6. Mindfulness is key
To sum it up, it’s mindfulness—bringing awareness to what we’re directly experiencing via our senses, state of mind, our thoughts and emotions.

Mindful birth allows us to experience labor as intense physical sensations that arise, peak and pass. Using meditation to stay focused during childbirth gives us the mental and physical stamina for a successful outcome. Just be present with all your senses and life will give you wonders.

fullsizerender-11Birth story
I went all natural with no epidural, IV or medical interventions. I labored in the warm, relaxing and supportive state of water.

I was due on November 12th, but I thought I would take an extra week until delivery, as I wasn’t feeling any kind of close labor signs. The day before birth, I went with my husband, Alaa, to shop. It was a nice sunny day, so we decided to take a walk and eat lunch. After I got home, I did my daily yoga practice with lots of squats while hoping Raphael would arrive sooner than later. I then went for a chiropractic session and I picked my brother from the airport.

At around 9 p.m. in the evening my water broke. I wasn’t feeling any contractions, so I called my Dr., and he advised to come to the hospital for a check up. When the resident OB checked me out, I was dilated 1 centimeter. She suggested I receive Pitocin to get my contractions going, but I refused and told her I was in no hurry. As long as the baby was good I preferred to keep it natural. I handed the staff my birth plan that clearly stated all the natural steps I wanted to follow and they were very supportive. My OB advised that we move to my room, try to relax and wait for more dilation.

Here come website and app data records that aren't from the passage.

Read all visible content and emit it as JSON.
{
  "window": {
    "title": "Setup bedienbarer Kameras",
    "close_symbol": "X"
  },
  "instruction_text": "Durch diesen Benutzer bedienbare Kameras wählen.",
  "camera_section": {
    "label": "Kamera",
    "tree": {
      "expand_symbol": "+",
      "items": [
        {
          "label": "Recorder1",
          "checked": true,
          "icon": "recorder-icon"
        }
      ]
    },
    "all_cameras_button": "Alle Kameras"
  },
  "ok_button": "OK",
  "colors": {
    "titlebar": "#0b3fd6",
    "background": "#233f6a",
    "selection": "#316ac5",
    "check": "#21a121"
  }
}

While being monitored, the nurse came rushing in to see how I was handling the contractions. I had to smile, as I did not feel a thing. From 10 p.m. till 1 a.m. I was just relaxing with Alaa and my mom while listening to music and chatting. After 1 a.m. I started feeling slight contractions, but they were not painful. At 2 a.m. I was 4 centimeters dilated and from there, I began feeling stronger contractions. My contractions were in my lower belly. Luckily, I didn’t feel any back pain (I can tell it was the effects of yoga, not luck). It felt like period cramps but much more intense. But because I was laboring in water, the contractions were less painful compared to being out of water.

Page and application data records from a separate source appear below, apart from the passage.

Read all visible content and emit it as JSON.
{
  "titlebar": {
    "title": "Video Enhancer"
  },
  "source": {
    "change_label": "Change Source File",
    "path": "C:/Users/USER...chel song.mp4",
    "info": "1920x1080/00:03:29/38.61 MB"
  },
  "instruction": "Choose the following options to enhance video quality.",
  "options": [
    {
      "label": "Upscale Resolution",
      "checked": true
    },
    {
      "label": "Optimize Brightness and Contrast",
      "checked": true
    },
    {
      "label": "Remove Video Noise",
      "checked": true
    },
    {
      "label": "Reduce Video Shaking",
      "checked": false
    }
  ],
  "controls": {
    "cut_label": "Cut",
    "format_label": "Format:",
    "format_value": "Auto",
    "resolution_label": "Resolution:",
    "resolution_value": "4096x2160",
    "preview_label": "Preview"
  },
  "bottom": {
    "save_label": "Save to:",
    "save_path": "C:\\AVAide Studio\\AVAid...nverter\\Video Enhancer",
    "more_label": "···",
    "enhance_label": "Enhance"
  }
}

At 6 a.m. they checked me again, and I was 8 centimeters dilated—the baby’s head was also properly engaged. At 7:41 a.m. Raphael came out easily assistance-free with couple of quick pushes. It was like natural self of defiance by my little one telling the world, “Hello, I can make it on my own.”

The final stage was the easiest as the urge to push felt very relieving, and my hip alignment allowed the baby to move out quickly without strain. It was in the final stage (10min) that I used the bed. We directly did skin-to-skin bonding which was the best part. You just know that it’s worth it all. I delayed all medical procedures for my little one until we had bonded. Alaa got to cut the umbilical cord after it stopped pulsating (giving the dad a share of his son’s birth).

A few tips on how I managed my labor pain.

  • Water, water, water. Being immersed in a hot water tub helped me to simply go with my contractions and relax during the interval in-between to gather my energy.
  • Walking. I know it seems odd, but at the beginning of my contractions, walking was so relieving.
  • Yoga poses. Lunges, all fours and child’s pose were a few I personally used. As a yoga teacher, I couldn’t help but add in a few yoga poses to my birth plan to relieve pain.
  • Silence. I’m a person who enjoys silence, so having a peaceful ambiance during labor was beneficial. It allowed me to focus on my contractions and meditate in-between them.

Send us your birth story! Whether you had a home birth, hospital birth, 37-hour labor or emergency C-section, we’d love to read the tale of your little one’s grand entrance. Write up your birth story (click here for tips on getting started) and email it, along with a few photos, to birthstory@pnmag.com. We’ll share it on our Birth Day blog and may even print it in an upcoming issue!